Doctor's Notes on Inability to Urinate
An inability to urinate means that person cannot pass urine out of the body through the urethra. Another broad term for inability to urinate is urinary retention, although urinary retention may be considered as either partial or complete. This is different from anuria, which means the person’s body is not producing urine in the kidneys, because people that cannot acutely urinate still produce urine.

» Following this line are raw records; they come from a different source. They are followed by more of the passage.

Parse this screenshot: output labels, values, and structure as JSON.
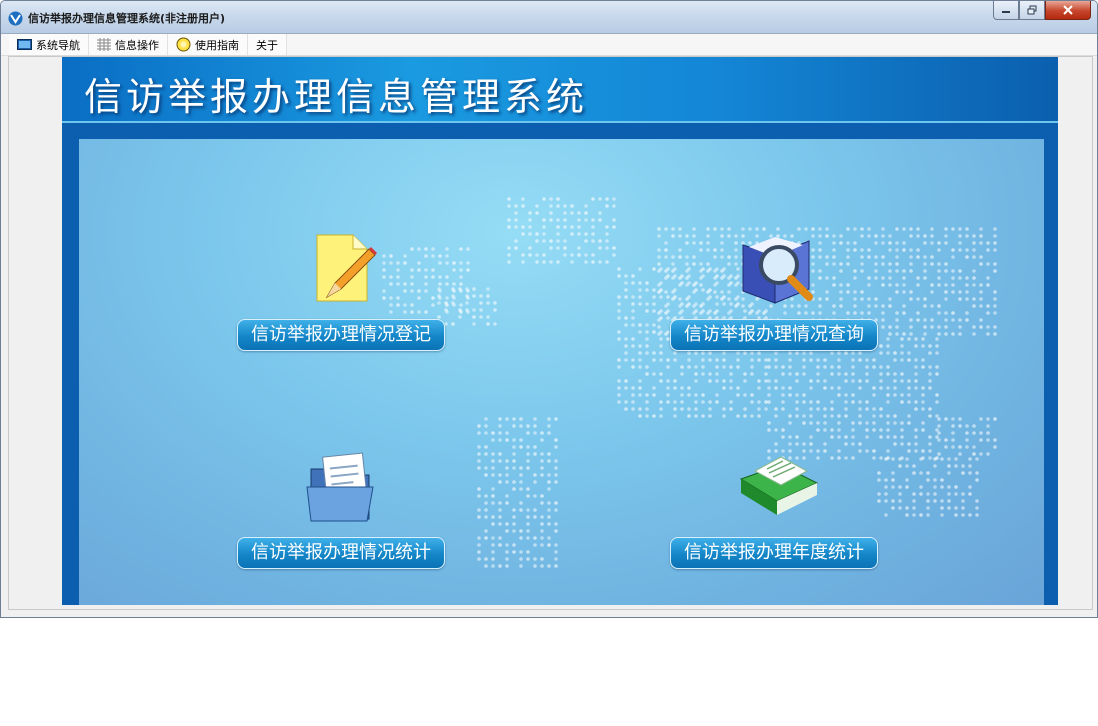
{
  "window": {
    "title": "信访举报办理信息管理系统(非注册用户)",
    "controls": [
      "minimize",
      "restore",
      "close"
    ]
  },
  "menu": {
    "items": [
      {
        "label": "系统导航",
        "icon": "monitor-icon"
      },
      {
        "label": "信息操作",
        "icon": "grid-icon"
      },
      {
        "label": "使用指南",
        "icon": "help-bulb-icon"
      },
      {
        "label": "关于",
        "icon": ""
      }
    ]
  },
  "banner": {
    "title": "信访举报办理信息管理系统"
  },
  "functions": [
    {
      "label": "信访举报办理情况登记",
      "icon": "edit-document-icon"
    },
    {
      "label": "信访举报办理情况查询",
      "icon": "search-book-icon"
    },
    {
      "label": "信访举报办理情况统计",
      "icon": "folder-documents-icon"
    },
    {
      "label": "信访举报办理年度统计",
      "icon": "green-book-icon"
    }
  ],
  "colors": {
    "banner_blue": "#1487d6",
    "panel_blue": "#0b5fae",
    "button_blue": "#1486c8",
    "map_dots": "#ffffff"
  }
}
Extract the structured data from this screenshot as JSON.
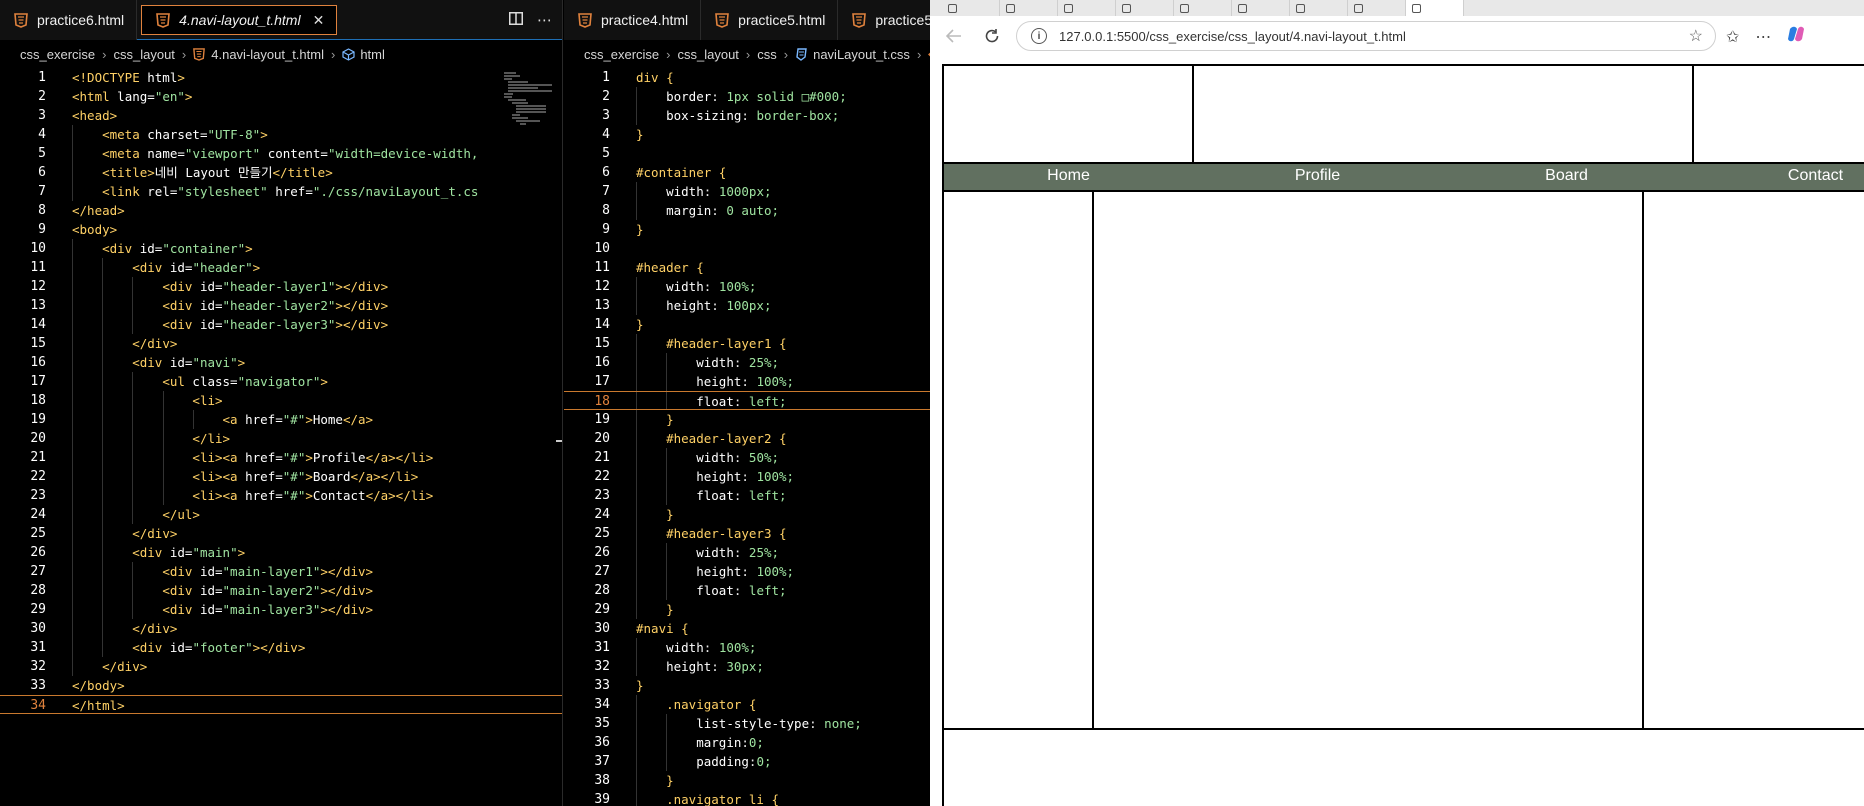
{
  "editor_left": {
    "tabs": [
      {
        "label": "practice6.html",
        "active": false
      },
      {
        "label": "4.navi-layout_t.html",
        "active": true
      }
    ],
    "breadcrumb": [
      "css_exercise",
      "css_layout",
      "4.navi-layout_t.html",
      "html"
    ]
  },
  "editor_right": {
    "tabs": [
      {
        "label": "practice4.html"
      },
      {
        "label": "practice5.html"
      },
      {
        "label": "practice5"
      }
    ],
    "breadcrumb": [
      "css_exercise",
      "css_layout",
      "css",
      "naviLayout_t.css",
      "#"
    ]
  },
  "html_lines": [
    "<!DOCTYPE html>",
    "<html lang=\"en\">",
    "<head>",
    "    <meta charset=\"UTF-8\">",
    "    <meta name=\"viewport\" content=\"width=device-width,",
    "    <title>네비 Layout 만들기</title>",
    "    <link rel=\"stylesheet\" href=\"./css/naviLayout_t.cs",
    "</head>",
    "<body>",
    "    <div id=\"container\">",
    "        <div id=\"header\">",
    "            <div id=\"header-layer1\"></div>",
    "            <div id=\"header-layer2\"></div>",
    "            <div id=\"header-layer3\"></div>",
    "        </div>",
    "        <div id=\"navi\">",
    "            <ul class=\"navigator\">",
    "                <li>",
    "                    <a href=\"#\">Home</a>",
    "                </li>",
    "                <li><a href=\"#\">Profile</a></li>",
    "                <li><a href=\"#\">Board</a></li>",
    "                <li><a href=\"#\">Contact</a></li>",
    "            </ul>",
    "        </div>",
    "        <div id=\"main\">",
    "            <div id=\"main-layer1\"></div>",
    "            <div id=\"main-layer2\"></div>",
    "            <div id=\"main-layer3\"></div>",
    "        </div>",
    "        <div id=\"footer\"></div>",
    "    </div>",
    "</body>",
    "</html>"
  ],
  "html_current_line": 34,
  "css_lines": [
    "div {",
    "    border: 1px solid □#000;",
    "    box-sizing: border-box;",
    "}",
    "",
    "#container {",
    "    width: 1000px;",
    "    margin: 0 auto;",
    "}",
    "",
    "#header {",
    "    width: 100%;",
    "    height: 100px;",
    "}",
    "    #header-layer1 {",
    "        width: 25%;",
    "        height: 100%;",
    "        float: left;",
    "    }",
    "    #header-layer2 {",
    "        width: 50%;",
    "        height: 100%;",
    "        float: left;",
    "    }",
    "    #header-layer3 {",
    "        width: 25%;",
    "        height: 100%;",
    "        float: left;",
    "    }",
    "#navi {",
    "    width: 100%;",
    "    height: 30px;",
    "}",
    "    .navigator {",
    "        list-style-type: none;",
    "        margin:0;",
    "        padding:0;",
    "    }",
    "    .navigator li {"
  ],
  "css_current_line": 18,
  "browser": {
    "url": "127.0.0.1:5500/css_exercise/css_layout/4.navi-layout_t.html",
    "nav_links": [
      "Home",
      "Profile",
      "Board",
      "Contact"
    ],
    "navi_color": "#617060"
  }
}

There are two types of urinary retention, acute and chronic. Acute may occur suddenly and chronic may occur over a longer timespan. Acute obstruction is a medical emergency and can be life threatening. The causes of the inability to urinate can be either obstruction of the urethra or non-obstruction of the urethra but are due to muscle and/or nerve problems that interfere with normal signals between your brain and your bladder. The inability to urinate is a symptom itself of underlying medical problems that may affect the urinary tract.
Obstructive urinary retention or the inability to urinate are due to underlying causes. The causes include the following and frequently involve putting pressure on the urethra or obstruction of the urethral lumen that results in little or no ability for urine to pass out of the body.

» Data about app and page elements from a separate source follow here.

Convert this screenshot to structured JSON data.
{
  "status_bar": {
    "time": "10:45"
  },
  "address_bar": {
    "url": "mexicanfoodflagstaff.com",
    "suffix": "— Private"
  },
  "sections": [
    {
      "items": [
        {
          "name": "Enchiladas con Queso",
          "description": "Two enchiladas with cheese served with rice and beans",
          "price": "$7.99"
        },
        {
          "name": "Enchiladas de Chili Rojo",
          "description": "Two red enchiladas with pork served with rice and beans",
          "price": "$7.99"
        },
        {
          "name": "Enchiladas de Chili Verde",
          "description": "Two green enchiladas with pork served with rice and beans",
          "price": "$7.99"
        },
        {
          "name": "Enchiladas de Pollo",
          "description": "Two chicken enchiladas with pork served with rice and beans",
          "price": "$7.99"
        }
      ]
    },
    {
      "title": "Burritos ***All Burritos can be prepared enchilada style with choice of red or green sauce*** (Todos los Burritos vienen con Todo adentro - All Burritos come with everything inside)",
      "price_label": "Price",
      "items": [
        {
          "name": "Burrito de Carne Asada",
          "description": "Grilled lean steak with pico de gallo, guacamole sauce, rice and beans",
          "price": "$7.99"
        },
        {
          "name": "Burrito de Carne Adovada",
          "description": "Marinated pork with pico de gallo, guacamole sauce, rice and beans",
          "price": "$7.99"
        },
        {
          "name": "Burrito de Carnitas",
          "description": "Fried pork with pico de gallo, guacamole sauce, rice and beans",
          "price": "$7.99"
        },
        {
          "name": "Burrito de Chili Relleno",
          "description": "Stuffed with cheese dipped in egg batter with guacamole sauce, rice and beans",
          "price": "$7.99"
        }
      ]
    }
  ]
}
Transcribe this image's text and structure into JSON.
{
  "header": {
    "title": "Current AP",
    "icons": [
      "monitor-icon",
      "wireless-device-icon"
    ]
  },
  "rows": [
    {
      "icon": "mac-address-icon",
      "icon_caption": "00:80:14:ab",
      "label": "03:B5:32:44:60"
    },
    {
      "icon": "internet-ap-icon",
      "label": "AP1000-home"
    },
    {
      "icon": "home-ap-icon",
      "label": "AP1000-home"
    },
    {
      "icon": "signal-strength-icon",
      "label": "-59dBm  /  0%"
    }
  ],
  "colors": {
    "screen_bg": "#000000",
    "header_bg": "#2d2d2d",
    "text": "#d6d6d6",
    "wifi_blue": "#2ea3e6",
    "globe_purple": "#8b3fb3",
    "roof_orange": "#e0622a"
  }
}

- enlarged prostate in men (BPH or benign prostatic hypertrophy),
- tumors and/or cancers,
- urethral strictures,
- cystocele (prolapse bladder),

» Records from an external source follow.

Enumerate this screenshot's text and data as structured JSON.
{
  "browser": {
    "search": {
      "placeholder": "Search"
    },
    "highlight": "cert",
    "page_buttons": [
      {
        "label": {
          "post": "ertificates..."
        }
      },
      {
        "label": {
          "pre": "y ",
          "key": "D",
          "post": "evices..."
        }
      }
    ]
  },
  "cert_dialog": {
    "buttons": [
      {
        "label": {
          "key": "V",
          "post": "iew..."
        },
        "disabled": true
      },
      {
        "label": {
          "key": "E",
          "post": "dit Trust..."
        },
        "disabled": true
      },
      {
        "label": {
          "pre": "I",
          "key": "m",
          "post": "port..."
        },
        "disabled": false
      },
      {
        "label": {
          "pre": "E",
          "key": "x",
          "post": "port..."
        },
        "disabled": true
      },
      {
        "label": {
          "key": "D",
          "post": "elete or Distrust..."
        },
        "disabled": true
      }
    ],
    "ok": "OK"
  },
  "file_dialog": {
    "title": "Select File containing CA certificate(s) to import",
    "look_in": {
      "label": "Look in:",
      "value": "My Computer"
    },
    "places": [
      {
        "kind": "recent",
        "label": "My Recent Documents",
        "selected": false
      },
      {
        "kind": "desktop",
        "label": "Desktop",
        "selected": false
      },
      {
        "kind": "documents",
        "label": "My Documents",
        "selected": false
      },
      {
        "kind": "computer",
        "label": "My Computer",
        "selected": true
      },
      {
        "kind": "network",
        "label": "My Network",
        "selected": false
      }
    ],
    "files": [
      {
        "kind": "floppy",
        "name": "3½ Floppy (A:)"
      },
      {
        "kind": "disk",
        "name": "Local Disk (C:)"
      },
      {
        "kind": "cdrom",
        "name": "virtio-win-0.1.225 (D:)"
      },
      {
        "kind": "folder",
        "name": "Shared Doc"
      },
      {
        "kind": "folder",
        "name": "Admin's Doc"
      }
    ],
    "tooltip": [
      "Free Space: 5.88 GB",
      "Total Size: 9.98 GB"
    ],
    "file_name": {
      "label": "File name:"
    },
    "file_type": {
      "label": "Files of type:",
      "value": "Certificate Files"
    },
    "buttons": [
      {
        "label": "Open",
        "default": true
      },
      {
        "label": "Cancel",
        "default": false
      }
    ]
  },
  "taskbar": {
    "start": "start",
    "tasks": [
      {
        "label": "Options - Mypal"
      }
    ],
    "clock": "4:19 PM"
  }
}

- rectocele (prolapse of the wall between the rectum and the vagina),
- constipation, and
- kidney or bladder stones.
Non-obstructive urinary retention or the inability to urinate are also due to underlying causes that alter the body’s nerves and/or musculature involved in urination include the following:
- pelvic injury or trauma,
- accidents that cause injury to the brain and/or spinal cord,
- medications and/or anesthesia that results in impaired muscle or nerve function,
- nerve disease, and
- vaginal childbirth.
What are the signs and symptoms of a person’s inability to urinate?
Symptoms and signs differ between acute and chronic urinary retention. Acute urinary retention symptoms need to be treated emergently as they can further develop into life-threatening conditions (for example, bladder rupture, sepsis). The following symptoms need emergent medical attention:
- an acute inability to urinate,
- urgent and painful feeling or need to urinate, and
- severe pain in the lower abdomen.
Chronic urinary retention symptoms may include the following:
- urinary frequency (about 8 or more times per day)
- urgent need to urinate with little success in urination
- difficulty beginning a urine stream
- weak or interruptions urine stream
- feeling that you need to urinate even after you just finished urination
- urge incontinence (uncontrollable urge to frequently urinate; may develop bed-wetting)
- difficulty emptying your bladder
- relatively constant mild to moderate discomfort in the lower abdomen and/or urinary tract
- straining to empty your bladder
- nocturia (waking up 2 or more times per night to urinate)
In some individuals, chronic urinary retention may lead to an acute episode of urinary retention; if this occurs, it is a medical emergency.
Complications that may occur with acute and/or chronic urinary retention include the following:
- Urinary tract infections
- Kidney damage
- Bladder damage
Kasper, D.L., et al., eds. Harrison's Principles of Internal Medicine, 19th Ed. United States: McGraw-Hill Education, 2015.